RENO, Nev. A new study published in the prestigious journal Science, co-authored by University of Nevada, Reno's Glenn Biasi and colleagues at GNS Science in New Zealand, finds that very large earthquakes have been occurring relatively regularly on the Alpine Fault along the southwest coastline of New Zealand for at least 8,000 years.
The Alpine Fault is the most hazardous fault on the South Island of New Zealand, and about 80 miles northwest of the South Island's main city of Christchurch.
The team developed evidence for 22 earthquakes at the Hokuri Creek site, which, with two additional from nearby, led to the longest continuous earthquake record in the world for a major plate boundary fault. The team established that the Alpine Fault causes, on average, earthquakes of around a magnitude 8 every 330 years. Previous data put the intervals at about 485 years.
Relative motion of Australian and Pacific plates across the Alpine Fault averages almost an inch per year. This motion builds up, and then is released suddenly in large earthquakes. The 530-mile-long fault is among the longest, straightest and fastest moving plate boundary faults in the world. More than 23 feet of potential slip has accumulated in the 295 years since the most recent event in A.D. 1717.
Biasi, working with the GNS Science team led by Kelvin Berryman, used paleoseismology to extend the known seismic record from 1000 years ago to 8,000 years ago. They estimated earthquake dates by combining radiocarbon dating leaves, small twigs and marsh plants with geologic and other field techniques.

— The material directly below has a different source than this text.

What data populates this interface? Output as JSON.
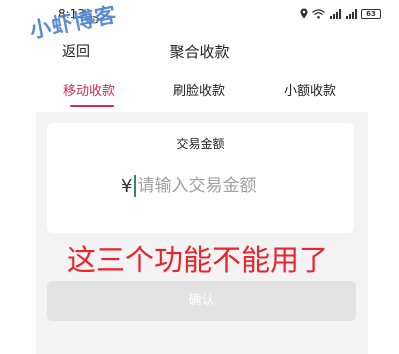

"Our study sheds new light on the frequency and size of earthquakes on the Alpine Fault. Earthquakes have been relatively periodic, suggesting that this may be a more general property of simple plate boundary faults worldwide," Biasi, of the Nevada Seismological Laboratory said. "By comparison, large earthquakes on California's San Andreas Fault
|Contact: Mike Wolterbeek|
University of Nevada, Reno